> _What needs to be done_: Wherever the string "this" appears in the records, return the line that holds it.

====== Extracted data ======

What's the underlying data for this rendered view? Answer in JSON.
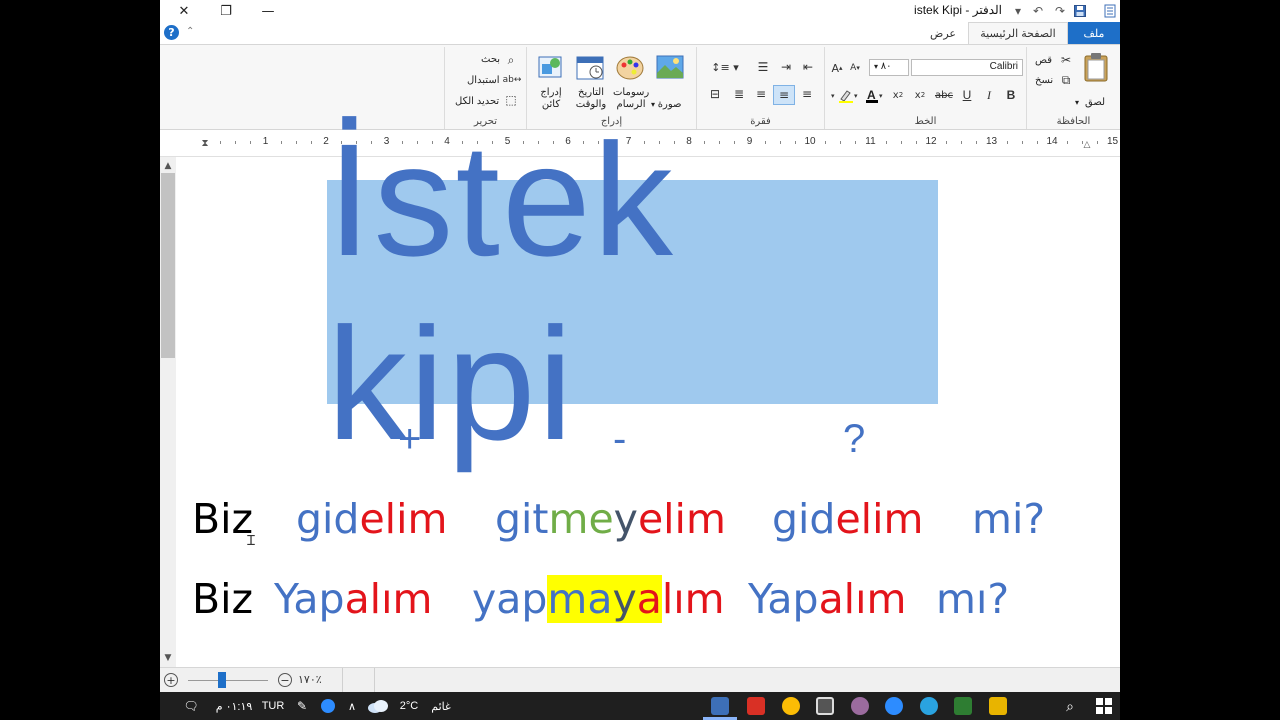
{
  "window": {
    "title": "istek Kipi - الدفتر"
  },
  "tabs": {
    "file": "ملف",
    "home": "الصفحة الرئيسية",
    "view": "عرض"
  },
  "ribbon": {
    "clipboard": {
      "label": "الحافظة",
      "paste": "لصق",
      "cut": "قص",
      "copy": "نسخ"
    },
    "font": {
      "label": "الخط",
      "family": "Calibri",
      "size": "٨٠"
    },
    "paragraph": {
      "label": "فقرة"
    },
    "insert": {
      "label": "إدراج",
      "picture": "صورة",
      "paint": "رسومات الرسام",
      "datetime": "التاريخ والوقت",
      "object": "إدراج كائن"
    },
    "editing": {
      "label": "تحرير",
      "find": "بحث",
      "replace": "استبدال",
      "select_all": "تحديد الكل"
    }
  },
  "ruler": {
    "numbers": [
      "1",
      "2",
      "3",
      "4",
      "5",
      "6",
      "7",
      "8",
      "9",
      "10",
      "11",
      "12",
      "13",
      "14",
      "15"
    ]
  },
  "document": {
    "title": "İstek kipi",
    "symbols": {
      "plus": "+",
      "minus": "-",
      "question": "?"
    },
    "line1": {
      "subject": "Biz",
      "pos": {
        "stem": "gid",
        "suffix": "elim"
      },
      "neg": {
        "stem": "git",
        "neg": "me",
        "y": "y",
        "suffix": "elim"
      },
      "q": {
        "stem": "gid",
        "suffix": "elim",
        "particle": "mi?"
      }
    },
    "line2": {
      "subject": "Biz",
      "pos": {
        "stem": "Yap",
        "suffix": "alım"
      },
      "neg": {
        "stem": "yap",
        "neg": "ma",
        "y": "y",
        "a": "a",
        "suffix": "lım"
      },
      "q": {
        "stem": "Yap",
        "suffix": "alım",
        "particle": "mı?"
      }
    }
  },
  "status": {
    "zoom": "١٧٠٪"
  },
  "taskbar": {
    "time": "٠١:١٩ م",
    "lang": "TUR",
    "weather_temp": "2°C",
    "weather_text": "غائم"
  },
  "colors": {
    "accent": "#1e6fc8",
    "title_blue": "#4472c4",
    "highlight": "#9fc9ee",
    "red": "#e3141b",
    "green": "#70ad47",
    "yellow": "#ffff00"
  }
}
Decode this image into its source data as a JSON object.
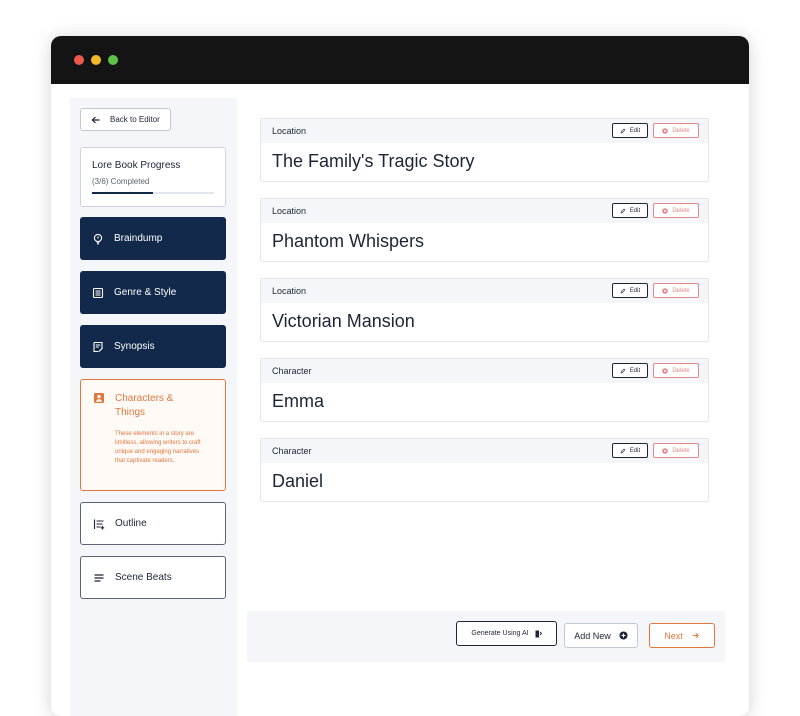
{
  "sidebar": {
    "back_label": "Back to Editor",
    "progress": {
      "title": "Lore Book Progress",
      "status": "(3/6) Completed",
      "fraction": 0.5
    },
    "items": [
      {
        "label": "Braindump",
        "icon": "lightbulb-icon",
        "state": "completed"
      },
      {
        "label": "Genre & Style",
        "icon": "list-icon",
        "state": "completed"
      },
      {
        "label": "Synopsis",
        "icon": "document-edit-icon",
        "state": "completed"
      },
      {
        "label": "Characters & Things",
        "icon": "person-badge-icon",
        "state": "active",
        "description": "These elements in a story are limitless, allowing writers to craft unique and engaging narratives that captivate readers."
      },
      {
        "label": "Outline",
        "icon": "outline-list-icon",
        "state": "pending"
      },
      {
        "label": "Scene Beats",
        "icon": "lines-icon",
        "state": "pending"
      }
    ]
  },
  "entries": [
    {
      "type": "Location",
      "name": "The Family's Tragic Story"
    },
    {
      "type": "Location",
      "name": "Phantom Whispers"
    },
    {
      "type": "Location",
      "name": "Victorian Mansion"
    },
    {
      "type": "Character",
      "name": "Emma"
    },
    {
      "type": "Character",
      "name": "Daniel"
    }
  ],
  "entry_actions": {
    "edit_label": "Edit",
    "delete_label": "Delete"
  },
  "footer": {
    "generate_label": "Generate Using AI",
    "add_label": "Add New",
    "next_label": "Next"
  },
  "colors": {
    "navy": "#13294b",
    "accent_orange": "#e2773e",
    "delete_red": "#e5868a"
  }
}
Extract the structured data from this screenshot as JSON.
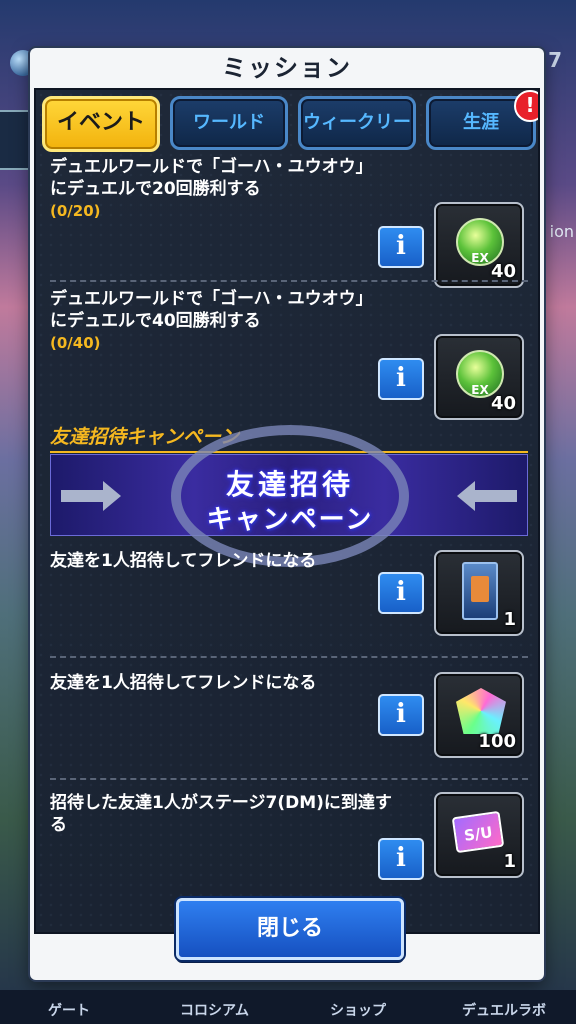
{
  "background": {
    "top_number": "7",
    "right_snippet": "ion"
  },
  "dialog": {
    "title": "ミッション",
    "tabs": [
      {
        "label": "イベント",
        "active": true
      },
      {
        "label": "ワールド",
        "active": false
      },
      {
        "label": "ウィークリー",
        "active": false
      },
      {
        "label": "生涯",
        "active": false
      }
    ],
    "alert_badge": "!",
    "missions": [
      {
        "text_line1": "デュエルワールドで「ゴーハ・ユウオウ」",
        "text_line2": "にデュエルで20回勝利する",
        "progress": "(0/20)",
        "info": "i",
        "reward_icon": "ex-orb-icon",
        "reward_count": "40",
        "reward_label": "EX"
      },
      {
        "text_line1": "デュエルワールドで「ゴーハ・ユウオウ」",
        "text_line2": "にデュエルで40回勝利する",
        "progress": "(0/40)",
        "info": "i",
        "reward_icon": "ex-orb-icon",
        "reward_count": "40",
        "reward_label": "EX"
      }
    ],
    "section": {
      "title": "友達招待キャンペーン",
      "banner_line1": "友達招待",
      "banner_line2": "キャンペーン"
    },
    "campaign_missions": [
      {
        "text_line1": "友達を1人招待してフレンドになる",
        "text_line2": "",
        "info": "i",
        "reward_icon": "card-pack-icon",
        "reward_count": "1"
      },
      {
        "text_line1": "友達を1人招待してフレンドになる",
        "text_line2": "",
        "info": "i",
        "reward_icon": "gem-icon",
        "reward_count": "100"
      },
      {
        "text_line1": "招待した友達1人がステージ7(DM)に到達す",
        "text_line2": "る",
        "info": "i",
        "reward_icon": "su-ticket-icon",
        "reward_count": "1",
        "reward_label": "S/U"
      }
    ],
    "close_label": "閉じる"
  },
  "bottom_nav": {
    "items": [
      "ゲート",
      "コロシアム",
      "ショップ",
      "デュエルラボ"
    ]
  }
}
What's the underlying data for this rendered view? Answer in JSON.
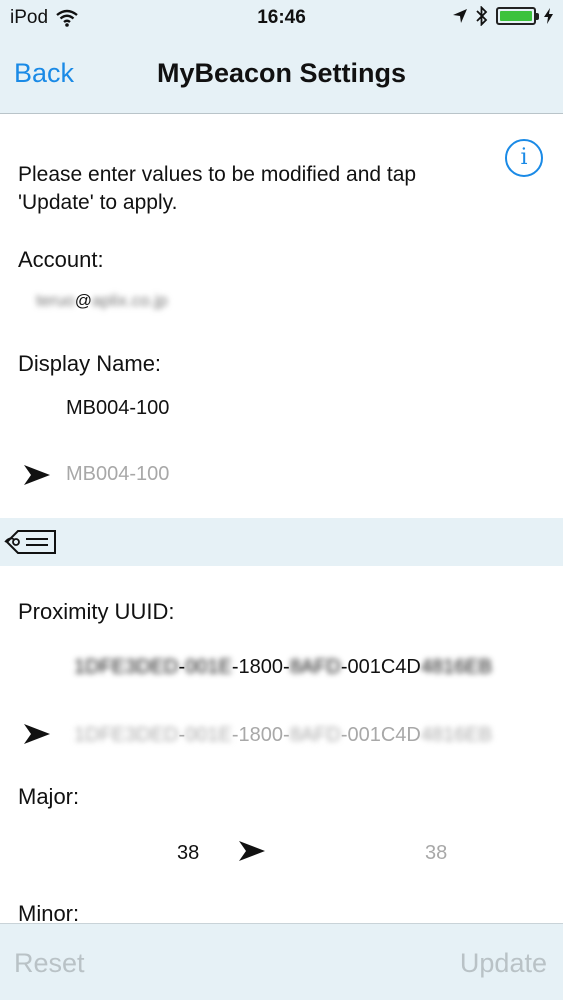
{
  "status_bar": {
    "carrier": "iPod",
    "time": "16:46",
    "battery_level": 1.0,
    "battery_color": "#3cc23c"
  },
  "nav": {
    "back_label": "Back",
    "title": "MyBeacon Settings"
  },
  "info_icon": "i",
  "instructions": "Please enter values to be modified and tap 'Update' to apply.",
  "account": {
    "label": "Account:",
    "value_prefix": "teruo",
    "value_at": "@",
    "value_suffix": "aplix.co.jp"
  },
  "display_name": {
    "label": "Display Name:",
    "current": "MB004-100",
    "new_placeholder": "MB004-100"
  },
  "proximity_uuid": {
    "label": "Proximity UUID:",
    "current_parts": [
      "1DFE3DED",
      "-",
      "001E",
      "-1800-",
      "8AFD",
      "-001C4D",
      "4816EB"
    ],
    "new_parts": [
      "1DFE3DED",
      "-",
      "001E",
      "-1800-",
      "8AFD",
      "-001C4D",
      "4816EB"
    ]
  },
  "major": {
    "label": "Major:",
    "current": "38",
    "new_placeholder": "38"
  },
  "minor": {
    "label": "Minor:"
  },
  "toolbar": {
    "reset_label": "Reset",
    "update_label": "Update"
  },
  "colors": {
    "accent": "#1a8ae6",
    "bar_background": "#e6f1f6",
    "disabled": "#b9c2c6"
  }
}
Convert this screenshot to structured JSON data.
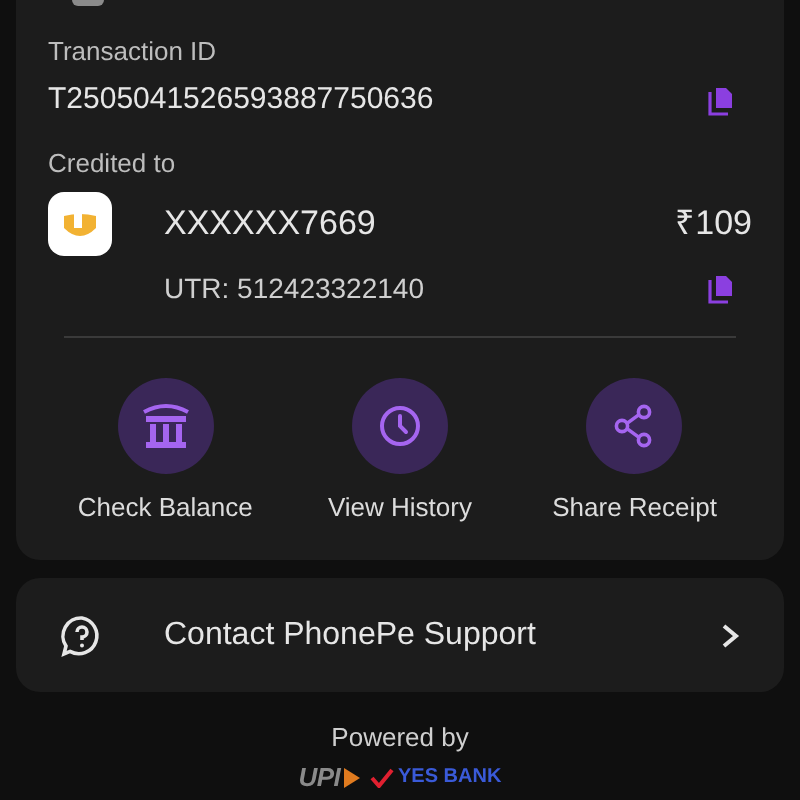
{
  "transaction": {
    "label": "Transaction ID",
    "value": "T2505041526593887750636"
  },
  "credited": {
    "label": "Credited to",
    "account": "XXXXXX7669",
    "amount": "₹109",
    "utr": "UTR: 512423322140"
  },
  "actions": [
    {
      "kind": "bank",
      "label": "Check Balance"
    },
    {
      "kind": "history",
      "label": "View History"
    },
    {
      "kind": "share",
      "label": "Share Receipt"
    }
  ],
  "support": {
    "label": "Contact PhonePe Support"
  },
  "footer": {
    "powered_by": "Powered by",
    "upi": "UPI",
    "bank": "YES BANK"
  }
}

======

> _Finished task_:
What's the underlying data for this rendered view? Answer in JSON.
Decode this image into its source data as a JSON object.
Extract the structured data from this screenshot as JSON.
What's the underlying data for this rendered view? Answer in JSON.
Convert this screenshot to structured JSON data.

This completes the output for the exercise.